Website and app data records:
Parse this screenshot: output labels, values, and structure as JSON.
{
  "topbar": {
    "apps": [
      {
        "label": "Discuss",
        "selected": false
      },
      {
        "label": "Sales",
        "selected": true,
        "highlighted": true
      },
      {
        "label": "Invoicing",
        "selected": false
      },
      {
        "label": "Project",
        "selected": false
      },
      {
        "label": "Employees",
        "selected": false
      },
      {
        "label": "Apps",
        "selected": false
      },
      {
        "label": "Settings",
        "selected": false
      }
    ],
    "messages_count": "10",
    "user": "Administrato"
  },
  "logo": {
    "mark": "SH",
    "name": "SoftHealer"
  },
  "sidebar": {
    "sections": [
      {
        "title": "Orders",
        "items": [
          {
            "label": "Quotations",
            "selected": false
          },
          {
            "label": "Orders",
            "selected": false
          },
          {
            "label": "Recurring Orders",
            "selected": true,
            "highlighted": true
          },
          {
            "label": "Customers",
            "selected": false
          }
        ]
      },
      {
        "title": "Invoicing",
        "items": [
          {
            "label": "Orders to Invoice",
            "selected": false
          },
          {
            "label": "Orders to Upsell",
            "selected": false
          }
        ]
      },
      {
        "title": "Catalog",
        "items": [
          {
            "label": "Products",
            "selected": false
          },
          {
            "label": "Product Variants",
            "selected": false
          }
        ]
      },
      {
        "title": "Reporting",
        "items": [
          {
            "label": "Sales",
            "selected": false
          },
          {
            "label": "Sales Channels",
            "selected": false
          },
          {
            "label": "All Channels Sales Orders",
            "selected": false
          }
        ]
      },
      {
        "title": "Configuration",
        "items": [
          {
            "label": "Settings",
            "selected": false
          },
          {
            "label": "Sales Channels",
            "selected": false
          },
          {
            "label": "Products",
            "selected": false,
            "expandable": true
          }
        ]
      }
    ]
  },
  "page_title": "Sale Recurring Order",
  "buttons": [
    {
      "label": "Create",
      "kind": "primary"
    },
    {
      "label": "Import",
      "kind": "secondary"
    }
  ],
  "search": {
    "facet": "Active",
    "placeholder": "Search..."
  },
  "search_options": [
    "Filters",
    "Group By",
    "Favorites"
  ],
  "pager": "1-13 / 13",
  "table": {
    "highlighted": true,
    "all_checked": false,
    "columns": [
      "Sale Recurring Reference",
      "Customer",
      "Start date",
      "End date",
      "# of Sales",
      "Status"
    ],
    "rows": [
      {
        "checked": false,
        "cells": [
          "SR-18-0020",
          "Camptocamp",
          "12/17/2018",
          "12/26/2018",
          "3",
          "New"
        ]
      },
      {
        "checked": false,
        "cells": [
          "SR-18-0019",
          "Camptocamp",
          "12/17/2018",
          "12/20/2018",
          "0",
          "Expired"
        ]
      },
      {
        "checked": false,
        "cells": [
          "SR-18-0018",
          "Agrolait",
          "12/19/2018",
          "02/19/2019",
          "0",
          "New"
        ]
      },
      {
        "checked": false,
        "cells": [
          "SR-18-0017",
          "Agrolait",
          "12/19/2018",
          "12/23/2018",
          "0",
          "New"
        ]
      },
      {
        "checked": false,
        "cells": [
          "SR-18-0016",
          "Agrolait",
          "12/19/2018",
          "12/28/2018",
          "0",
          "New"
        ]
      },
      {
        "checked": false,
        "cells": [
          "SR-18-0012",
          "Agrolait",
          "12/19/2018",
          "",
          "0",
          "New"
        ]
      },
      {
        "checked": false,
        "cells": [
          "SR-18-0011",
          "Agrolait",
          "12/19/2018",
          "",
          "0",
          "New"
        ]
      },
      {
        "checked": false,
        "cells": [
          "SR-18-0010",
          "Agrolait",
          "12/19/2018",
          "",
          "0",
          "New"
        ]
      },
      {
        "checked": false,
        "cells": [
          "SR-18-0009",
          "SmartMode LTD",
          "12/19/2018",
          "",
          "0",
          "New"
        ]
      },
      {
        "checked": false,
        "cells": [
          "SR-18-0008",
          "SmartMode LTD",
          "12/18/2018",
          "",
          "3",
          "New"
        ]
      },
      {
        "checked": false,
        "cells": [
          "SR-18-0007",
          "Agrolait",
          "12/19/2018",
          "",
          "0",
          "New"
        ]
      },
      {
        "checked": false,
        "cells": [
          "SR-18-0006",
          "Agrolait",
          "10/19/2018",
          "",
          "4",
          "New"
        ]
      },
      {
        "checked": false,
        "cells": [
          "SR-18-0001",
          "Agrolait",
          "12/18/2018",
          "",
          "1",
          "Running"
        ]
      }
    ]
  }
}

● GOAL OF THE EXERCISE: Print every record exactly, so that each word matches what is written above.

● TASK SOLUTION:
Parse this screenshot: output labels, values, and structure as JSON.
{
  "topbar": {
    "apps": [
      {
        "label": "Discuss",
        "selected": false
      },
      {
        "label": "Sales",
        "selected": true,
        "highlighted": true
      },
      {
        "label": "Invoicing",
        "selected": false
      },
      {
        "label": "Project",
        "selected": false
      },
      {
        "label": "Employees",
        "selected": false
      },
      {
        "label": "Apps",
        "selected": false
      },
      {
        "label": "Settings",
        "selected": false
      }
    ],
    "messages_count": "10",
    "user": "Administrato"
  },
  "logo": {
    "mark": "SH",
    "name": "SoftHealer"
  },
  "sidebar": {
    "sections": [
      {
        "title": "Orders",
        "items": [
          {
            "label": "Quotations",
            "selected": false
          },
          {
            "label": "Orders",
            "selected": false
          },
          {
            "label": "Recurring Orders",
            "selected": true,
            "highlighted": true
          },
          {
            "label": "Customers",
            "selected": false
          }
        ]
      },
      {
        "title": "Invoicing",
        "items": [
          {
            "label": "Orders to Invoice",
            "selected": false
          },
          {
            "label": "Orders to Upsell",
            "selected": false
          }
        ]
      },
      {
        "title": "Catalog",
        "items": [
          {
            "label": "Products",
            "selected": false
          },
          {
            "label": "Product Variants",
            "selected": false
          }
        ]
      },
      {
        "title": "Reporting",
        "items": [
          {
            "label": "Sales",
            "selected": false
          },
          {
            "label": "Sales Channels",
            "selected": false
          },
          {
            "label": "All Channels Sales Orders",
            "selected": false
          }
        ]
      },
      {
        "title": "Configuration",
        "items": [
          {
            "label": "Settings",
            "selected": false
          },
          {
            "label": "Sales Channels",
            "selected": false
          },
          {
            "label": "Products",
            "selected": false,
            "expandable": true
          }
        ]
      }
    ]
  },
  "page_title": "Sale Recurring Order",
  "buttons": [
    {
      "label": "Create",
      "kind": "primary"
    },
    {
      "label": "Import",
      "kind": "secondary"
    }
  ],
  "search": {
    "facet": "Active",
    "placeholder": "Search..."
  },
  "search_options": [
    "Filters",
    "Group By",
    "Favorites"
  ],
  "pager": "1-13 / 13",
  "table": {
    "highlighted": true,
    "all_checked": false,
    "columns": [
      "Sale Recurring Reference",
      "Customer",
      "Start date",
      "End date",
      "# of Sales",
      "Status"
    ],
    "rows": [
      {
        "checked": false,
        "cells": [
          "SR-18-0020",
          "Camptocamp",
          "12/17/2018",
          "12/26/2018",
          "3",
          "New"
        ]
      },
      {
        "checked": false,
        "cells": [
          "SR-18-0019",
          "Camptocamp",
          "12/17/2018",
          "12/20/2018",
          "0",
          "Expired"
        ]
      },
      {
        "checked": false,
        "cells": [
          "SR-18-0018",
          "Agrolait",
          "12/19/2018",
          "02/19/2019",
          "0",
          "New"
        ]
      },
      {
        "checked": false,
        "cells": [
          "SR-18-0017",
          "Agrolait",
          "12/19/2018",
          "12/23/2018",
          "0",
          "New"
        ]
      },
      {
        "checked": false,
        "cells": [
          "SR-18-0016",
          "Agrolait",
          "12/19/2018",
          "12/28/2018",
          "0",
          "New"
        ]
      },
      {
        "checked": false,
        "cells": [
          "SR-18-0012",
          "Agrolait",
          "12/19/2018",
          "",
          "0",
          "New"
        ]
      },
      {
        "checked": false,
        "cells": [
          "SR-18-0011",
          "Agrolait",
          "12/19/2018",
          "",
          "0",
          "New"
        ]
      },
      {
        "checked": false,
        "cells": [
          "SR-18-0010",
          "Agrolait",
          "12/19/2018",
          "",
          "0",
          "New"
        ]
      },
      {
        "checked": false,
        "cells": [
          "SR-18-0009",
          "SmartMode LTD",
          "12/19/2018",
          "",
          "0",
          "New"
        ]
      },
      {
        "checked": false,
        "cells": [
          "SR-18-0008",
          "SmartMode LTD",
          "12/18/2018",
          "",
          "3",
          "New"
        ]
      },
      {
        "checked": false,
        "cells": [
          "SR-18-0007",
          "Agrolait",
          "12/19/2018",
          "",
          "0",
          "New"
        ]
      },
      {
        "checked": false,
        "cells": [
          "SR-18-0006",
          "Agrolait",
          "10/19/2018",
          "",
          "4",
          "New"
        ]
      },
      {
        "checked": false,
        "cells": [
          "SR-18-0001",
          "Agrolait",
          "12/18/2018",
          "",
          "1",
          "Running"
        ]
      }
    ]
  }
}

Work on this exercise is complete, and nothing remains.